Content starts

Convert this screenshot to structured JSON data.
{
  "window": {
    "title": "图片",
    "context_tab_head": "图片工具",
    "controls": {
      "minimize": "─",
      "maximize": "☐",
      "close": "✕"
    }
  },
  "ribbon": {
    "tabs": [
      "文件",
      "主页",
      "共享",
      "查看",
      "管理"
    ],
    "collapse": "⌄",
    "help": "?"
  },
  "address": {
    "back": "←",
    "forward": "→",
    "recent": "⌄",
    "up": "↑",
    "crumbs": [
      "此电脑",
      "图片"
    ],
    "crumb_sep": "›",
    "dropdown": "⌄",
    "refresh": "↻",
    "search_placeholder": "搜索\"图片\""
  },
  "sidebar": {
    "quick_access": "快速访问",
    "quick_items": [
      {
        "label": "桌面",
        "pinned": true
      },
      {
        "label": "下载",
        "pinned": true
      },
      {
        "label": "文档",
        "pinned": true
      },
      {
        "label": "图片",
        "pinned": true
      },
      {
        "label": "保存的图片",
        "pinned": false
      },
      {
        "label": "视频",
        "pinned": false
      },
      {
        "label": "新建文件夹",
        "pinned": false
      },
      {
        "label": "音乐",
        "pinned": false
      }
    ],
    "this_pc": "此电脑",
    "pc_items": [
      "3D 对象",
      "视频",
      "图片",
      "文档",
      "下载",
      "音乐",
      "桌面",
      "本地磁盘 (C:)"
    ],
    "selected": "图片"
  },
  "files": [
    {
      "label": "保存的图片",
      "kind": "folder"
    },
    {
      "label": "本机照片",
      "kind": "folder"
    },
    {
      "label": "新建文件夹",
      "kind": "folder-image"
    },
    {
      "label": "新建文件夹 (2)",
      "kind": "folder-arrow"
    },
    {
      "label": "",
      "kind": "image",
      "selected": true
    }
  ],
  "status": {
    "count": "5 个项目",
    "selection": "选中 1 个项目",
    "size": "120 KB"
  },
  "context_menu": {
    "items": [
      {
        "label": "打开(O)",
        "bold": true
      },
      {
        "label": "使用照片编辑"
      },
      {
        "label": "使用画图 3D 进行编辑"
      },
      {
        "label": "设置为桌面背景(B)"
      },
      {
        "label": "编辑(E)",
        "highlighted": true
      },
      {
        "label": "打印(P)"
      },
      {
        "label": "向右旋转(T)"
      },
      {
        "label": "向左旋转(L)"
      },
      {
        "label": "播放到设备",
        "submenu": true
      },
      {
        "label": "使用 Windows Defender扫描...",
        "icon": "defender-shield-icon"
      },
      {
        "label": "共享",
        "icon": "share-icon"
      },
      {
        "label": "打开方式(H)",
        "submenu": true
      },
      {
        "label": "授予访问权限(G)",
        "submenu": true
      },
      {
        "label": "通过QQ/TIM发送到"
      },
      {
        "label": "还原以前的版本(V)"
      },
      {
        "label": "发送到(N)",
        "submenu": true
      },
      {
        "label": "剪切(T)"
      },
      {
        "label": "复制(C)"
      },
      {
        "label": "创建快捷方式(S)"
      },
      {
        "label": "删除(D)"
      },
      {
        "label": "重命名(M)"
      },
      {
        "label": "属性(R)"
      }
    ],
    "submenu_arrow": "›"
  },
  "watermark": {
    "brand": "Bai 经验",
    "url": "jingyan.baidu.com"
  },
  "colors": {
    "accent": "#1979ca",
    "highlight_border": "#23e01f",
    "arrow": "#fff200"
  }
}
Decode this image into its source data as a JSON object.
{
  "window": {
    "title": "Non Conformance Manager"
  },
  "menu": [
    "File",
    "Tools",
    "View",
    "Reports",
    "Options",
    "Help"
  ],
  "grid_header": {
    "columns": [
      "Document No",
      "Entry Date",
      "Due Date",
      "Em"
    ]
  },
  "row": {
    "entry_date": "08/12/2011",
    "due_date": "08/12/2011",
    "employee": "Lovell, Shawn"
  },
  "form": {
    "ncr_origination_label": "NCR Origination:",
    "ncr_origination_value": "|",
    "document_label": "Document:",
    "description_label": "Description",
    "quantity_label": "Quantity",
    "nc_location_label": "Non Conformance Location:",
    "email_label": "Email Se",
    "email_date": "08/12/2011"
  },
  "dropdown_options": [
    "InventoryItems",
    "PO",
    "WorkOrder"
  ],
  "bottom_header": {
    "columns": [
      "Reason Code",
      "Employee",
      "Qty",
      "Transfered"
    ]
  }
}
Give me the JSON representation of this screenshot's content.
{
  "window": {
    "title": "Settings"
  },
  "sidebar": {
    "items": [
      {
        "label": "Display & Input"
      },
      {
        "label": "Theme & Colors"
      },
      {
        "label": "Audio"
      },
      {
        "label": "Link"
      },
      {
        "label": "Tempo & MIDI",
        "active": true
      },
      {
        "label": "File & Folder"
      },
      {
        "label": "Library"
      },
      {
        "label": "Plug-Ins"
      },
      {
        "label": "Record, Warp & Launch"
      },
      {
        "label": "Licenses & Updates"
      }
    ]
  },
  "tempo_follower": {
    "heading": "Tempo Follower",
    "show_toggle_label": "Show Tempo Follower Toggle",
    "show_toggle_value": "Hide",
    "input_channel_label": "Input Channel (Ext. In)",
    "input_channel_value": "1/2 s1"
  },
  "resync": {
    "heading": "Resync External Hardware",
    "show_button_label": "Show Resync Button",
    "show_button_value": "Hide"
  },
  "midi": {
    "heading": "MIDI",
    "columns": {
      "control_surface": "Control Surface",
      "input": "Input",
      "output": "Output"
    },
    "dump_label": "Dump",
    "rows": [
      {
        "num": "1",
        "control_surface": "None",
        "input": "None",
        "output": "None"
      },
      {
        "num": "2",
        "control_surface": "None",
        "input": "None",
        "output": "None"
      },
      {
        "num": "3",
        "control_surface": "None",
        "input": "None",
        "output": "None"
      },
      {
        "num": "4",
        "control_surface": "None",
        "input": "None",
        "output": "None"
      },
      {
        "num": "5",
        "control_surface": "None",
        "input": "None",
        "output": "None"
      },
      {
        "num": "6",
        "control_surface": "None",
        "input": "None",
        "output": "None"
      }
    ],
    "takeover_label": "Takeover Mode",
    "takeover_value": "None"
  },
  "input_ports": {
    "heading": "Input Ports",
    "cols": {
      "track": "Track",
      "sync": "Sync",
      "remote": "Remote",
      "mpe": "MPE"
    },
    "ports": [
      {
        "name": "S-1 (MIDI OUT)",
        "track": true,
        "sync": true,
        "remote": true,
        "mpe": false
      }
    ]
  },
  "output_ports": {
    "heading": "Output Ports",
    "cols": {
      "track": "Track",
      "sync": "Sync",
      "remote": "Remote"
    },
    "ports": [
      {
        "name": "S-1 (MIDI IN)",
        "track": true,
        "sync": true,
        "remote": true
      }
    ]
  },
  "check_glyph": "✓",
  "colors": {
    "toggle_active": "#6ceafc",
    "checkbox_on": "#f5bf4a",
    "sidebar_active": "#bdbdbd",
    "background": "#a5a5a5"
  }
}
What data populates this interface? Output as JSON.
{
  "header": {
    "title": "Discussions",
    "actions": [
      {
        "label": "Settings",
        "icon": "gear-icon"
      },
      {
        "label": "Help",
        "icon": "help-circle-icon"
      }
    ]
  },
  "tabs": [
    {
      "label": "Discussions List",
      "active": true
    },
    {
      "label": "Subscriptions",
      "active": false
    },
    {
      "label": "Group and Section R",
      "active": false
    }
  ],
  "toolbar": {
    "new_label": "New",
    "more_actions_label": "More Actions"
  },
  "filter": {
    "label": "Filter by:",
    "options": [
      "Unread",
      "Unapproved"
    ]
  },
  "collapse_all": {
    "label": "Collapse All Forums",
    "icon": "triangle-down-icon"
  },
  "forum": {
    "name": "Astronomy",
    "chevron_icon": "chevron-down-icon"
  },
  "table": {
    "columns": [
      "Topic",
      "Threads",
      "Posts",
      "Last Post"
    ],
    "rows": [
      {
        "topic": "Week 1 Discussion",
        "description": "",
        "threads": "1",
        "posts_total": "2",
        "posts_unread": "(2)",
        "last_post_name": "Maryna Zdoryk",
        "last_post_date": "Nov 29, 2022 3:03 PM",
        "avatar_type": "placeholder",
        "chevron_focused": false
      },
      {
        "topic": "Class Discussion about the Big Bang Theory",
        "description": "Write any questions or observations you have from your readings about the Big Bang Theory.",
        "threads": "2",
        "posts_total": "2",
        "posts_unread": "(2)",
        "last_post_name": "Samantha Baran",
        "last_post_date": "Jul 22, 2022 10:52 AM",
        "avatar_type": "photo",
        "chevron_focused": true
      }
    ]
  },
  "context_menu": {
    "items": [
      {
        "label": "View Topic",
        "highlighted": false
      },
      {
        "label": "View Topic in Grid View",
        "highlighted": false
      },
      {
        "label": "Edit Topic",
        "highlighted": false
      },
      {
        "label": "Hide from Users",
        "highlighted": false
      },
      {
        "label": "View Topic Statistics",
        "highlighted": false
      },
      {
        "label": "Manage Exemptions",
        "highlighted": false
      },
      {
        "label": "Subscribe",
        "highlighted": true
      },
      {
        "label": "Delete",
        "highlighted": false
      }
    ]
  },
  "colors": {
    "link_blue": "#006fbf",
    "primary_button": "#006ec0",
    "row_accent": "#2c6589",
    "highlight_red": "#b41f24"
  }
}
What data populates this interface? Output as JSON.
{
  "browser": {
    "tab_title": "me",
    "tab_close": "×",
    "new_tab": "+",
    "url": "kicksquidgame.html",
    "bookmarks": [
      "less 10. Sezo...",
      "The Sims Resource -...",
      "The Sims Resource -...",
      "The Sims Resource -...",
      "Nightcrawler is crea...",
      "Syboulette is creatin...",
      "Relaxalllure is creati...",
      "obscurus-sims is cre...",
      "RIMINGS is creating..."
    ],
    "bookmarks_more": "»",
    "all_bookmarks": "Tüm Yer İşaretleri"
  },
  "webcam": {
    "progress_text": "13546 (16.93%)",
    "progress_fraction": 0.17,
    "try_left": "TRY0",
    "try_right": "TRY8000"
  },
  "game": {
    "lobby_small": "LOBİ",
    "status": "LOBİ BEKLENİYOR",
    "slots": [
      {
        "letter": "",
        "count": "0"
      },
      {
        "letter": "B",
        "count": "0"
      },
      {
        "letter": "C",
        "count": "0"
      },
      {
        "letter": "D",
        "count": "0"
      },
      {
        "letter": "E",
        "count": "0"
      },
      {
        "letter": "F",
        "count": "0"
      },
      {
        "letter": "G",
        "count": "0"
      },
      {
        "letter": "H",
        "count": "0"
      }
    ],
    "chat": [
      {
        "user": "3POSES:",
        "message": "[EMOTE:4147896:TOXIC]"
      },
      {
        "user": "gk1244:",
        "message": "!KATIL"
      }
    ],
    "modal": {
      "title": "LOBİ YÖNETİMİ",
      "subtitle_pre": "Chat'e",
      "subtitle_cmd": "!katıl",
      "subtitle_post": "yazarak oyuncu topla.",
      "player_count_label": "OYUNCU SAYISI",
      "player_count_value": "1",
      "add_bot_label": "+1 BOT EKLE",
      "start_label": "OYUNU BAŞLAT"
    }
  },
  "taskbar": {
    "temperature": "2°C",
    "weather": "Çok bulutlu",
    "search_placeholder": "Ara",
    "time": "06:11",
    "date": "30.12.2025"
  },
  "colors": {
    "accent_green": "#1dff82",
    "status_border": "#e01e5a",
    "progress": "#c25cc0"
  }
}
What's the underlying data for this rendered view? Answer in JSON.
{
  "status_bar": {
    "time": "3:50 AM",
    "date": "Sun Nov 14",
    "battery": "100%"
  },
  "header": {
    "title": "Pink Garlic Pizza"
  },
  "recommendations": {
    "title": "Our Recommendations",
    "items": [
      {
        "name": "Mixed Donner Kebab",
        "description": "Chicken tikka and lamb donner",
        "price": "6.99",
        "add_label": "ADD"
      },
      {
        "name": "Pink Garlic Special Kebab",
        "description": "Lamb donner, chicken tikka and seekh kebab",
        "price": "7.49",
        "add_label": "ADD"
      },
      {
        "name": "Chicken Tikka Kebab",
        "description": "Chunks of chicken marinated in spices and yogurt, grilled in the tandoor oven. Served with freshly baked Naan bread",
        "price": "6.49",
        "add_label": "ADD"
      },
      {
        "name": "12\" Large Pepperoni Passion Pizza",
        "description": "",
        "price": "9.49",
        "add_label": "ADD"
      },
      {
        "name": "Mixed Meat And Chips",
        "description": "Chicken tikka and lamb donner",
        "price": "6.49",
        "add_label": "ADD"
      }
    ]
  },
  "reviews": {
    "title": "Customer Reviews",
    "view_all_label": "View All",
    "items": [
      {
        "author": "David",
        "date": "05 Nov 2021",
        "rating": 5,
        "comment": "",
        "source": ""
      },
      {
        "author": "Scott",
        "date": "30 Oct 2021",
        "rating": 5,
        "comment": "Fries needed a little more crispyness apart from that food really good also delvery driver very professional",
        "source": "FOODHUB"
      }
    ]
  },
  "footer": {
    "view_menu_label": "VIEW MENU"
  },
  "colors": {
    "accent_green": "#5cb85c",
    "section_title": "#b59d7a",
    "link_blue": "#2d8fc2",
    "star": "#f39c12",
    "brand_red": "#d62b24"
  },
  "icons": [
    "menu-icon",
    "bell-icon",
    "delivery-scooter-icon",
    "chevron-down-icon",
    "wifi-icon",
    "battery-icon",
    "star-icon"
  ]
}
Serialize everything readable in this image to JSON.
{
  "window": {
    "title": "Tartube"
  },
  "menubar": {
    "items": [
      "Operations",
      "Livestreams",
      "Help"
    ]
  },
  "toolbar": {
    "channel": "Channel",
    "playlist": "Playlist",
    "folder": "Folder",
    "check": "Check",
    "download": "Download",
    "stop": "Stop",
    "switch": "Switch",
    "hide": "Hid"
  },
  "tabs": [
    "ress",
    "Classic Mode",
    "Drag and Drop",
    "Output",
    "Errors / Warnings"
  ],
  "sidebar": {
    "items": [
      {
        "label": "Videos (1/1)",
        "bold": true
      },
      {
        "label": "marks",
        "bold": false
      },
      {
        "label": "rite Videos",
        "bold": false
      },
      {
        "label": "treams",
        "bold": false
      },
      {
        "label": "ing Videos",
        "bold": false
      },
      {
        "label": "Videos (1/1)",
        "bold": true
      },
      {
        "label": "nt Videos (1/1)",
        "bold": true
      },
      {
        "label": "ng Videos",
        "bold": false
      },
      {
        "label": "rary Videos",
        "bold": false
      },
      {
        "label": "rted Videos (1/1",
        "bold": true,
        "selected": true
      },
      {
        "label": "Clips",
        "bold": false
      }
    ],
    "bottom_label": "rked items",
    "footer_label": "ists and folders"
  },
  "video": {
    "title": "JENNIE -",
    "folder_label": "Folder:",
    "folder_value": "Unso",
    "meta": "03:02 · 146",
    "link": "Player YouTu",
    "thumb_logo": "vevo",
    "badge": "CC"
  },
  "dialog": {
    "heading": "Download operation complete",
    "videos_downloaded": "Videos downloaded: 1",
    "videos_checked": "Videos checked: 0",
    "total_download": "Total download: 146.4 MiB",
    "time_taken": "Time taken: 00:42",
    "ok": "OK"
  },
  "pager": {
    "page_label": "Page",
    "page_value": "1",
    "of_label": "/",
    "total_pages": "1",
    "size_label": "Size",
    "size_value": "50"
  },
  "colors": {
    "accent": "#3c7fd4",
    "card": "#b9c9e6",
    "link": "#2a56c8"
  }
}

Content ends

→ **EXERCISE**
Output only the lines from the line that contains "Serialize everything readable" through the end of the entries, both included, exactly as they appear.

→ **YOUR RESPONSE**
Serialize everything readable in this image to JSON.
{
  "window": {
    "title": "Tartube"
  },
  "menubar": {
    "items": [
      "Operations",
      "Livestreams",
      "Help"
    ]
  },
  "toolbar": {
    "channel": "Channel",
    "playlist": "Playlist",
    "folder": "Folder",
    "check": "Check",
    "download": "Download",
    "stop": "Stop",
    "switch": "Switch",
    "hide": "Hid"
  },
  "tabs": [
    "ress",
    "Classic Mode",
    "Drag and Drop",
    "Output",
    "Errors / Warnings"
  ],
  "sidebar": {
    "items": [
      {
        "label": "Videos (1/1)",
        "bold": true
      },
      {
        "label": "marks",
        "bold": false
      },
      {
        "label": "rite Videos",
        "bold": false
      },
      {
        "label": "treams",
        "bold": false
      },
      {
        "label": "ing Videos",
        "bold": false
      },
      {
        "label": "Videos (1/1)",
        "bold": true
      },
      {
        "label": "nt Videos (1/1)",
        "bold": true
      },
      {
        "label": "ng Videos",
        "bold": false
      },
      {
        "label": "rary Videos",
        "bold": false
      },
      {
        "label": "rted Videos (1/1",
        "bold": true,
        "selected": true
      },
      {
        "label": "Clips",
        "bold": false
      }
    ],
    "bottom_label": "rked items",
    "footer_label": "ists and folders"
  },
  "video": {
    "title": "JENNIE -",
    "folder_label": "Folder:",
    "folder_value": "Unso",
    "meta": "03:02 · 146",
    "link": "Player YouTu",
    "thumb_logo": "vevo",
    "badge": "CC"
  },
  "dialog": {
    "heading": "Download operation complete",
    "videos_downloaded": "Videos downloaded: 1",
    "videos_checked": "Videos checked: 0",
    "total_download": "Total download: 146.4 MiB",
    "time_taken": "Time taken: 00:42",
    "ok": "OK"
  },
  "pager": {
    "page_label": "Page",
    "page_value": "1",
    "of_label": "/",
    "total_pages": "1",
    "size_label": "Size",
    "size_value": "50"
  },
  "colors": {
    "accent": "#3c7fd4",
    "card": "#b9c9e6",
    "link": "#2a56c8"
  }
}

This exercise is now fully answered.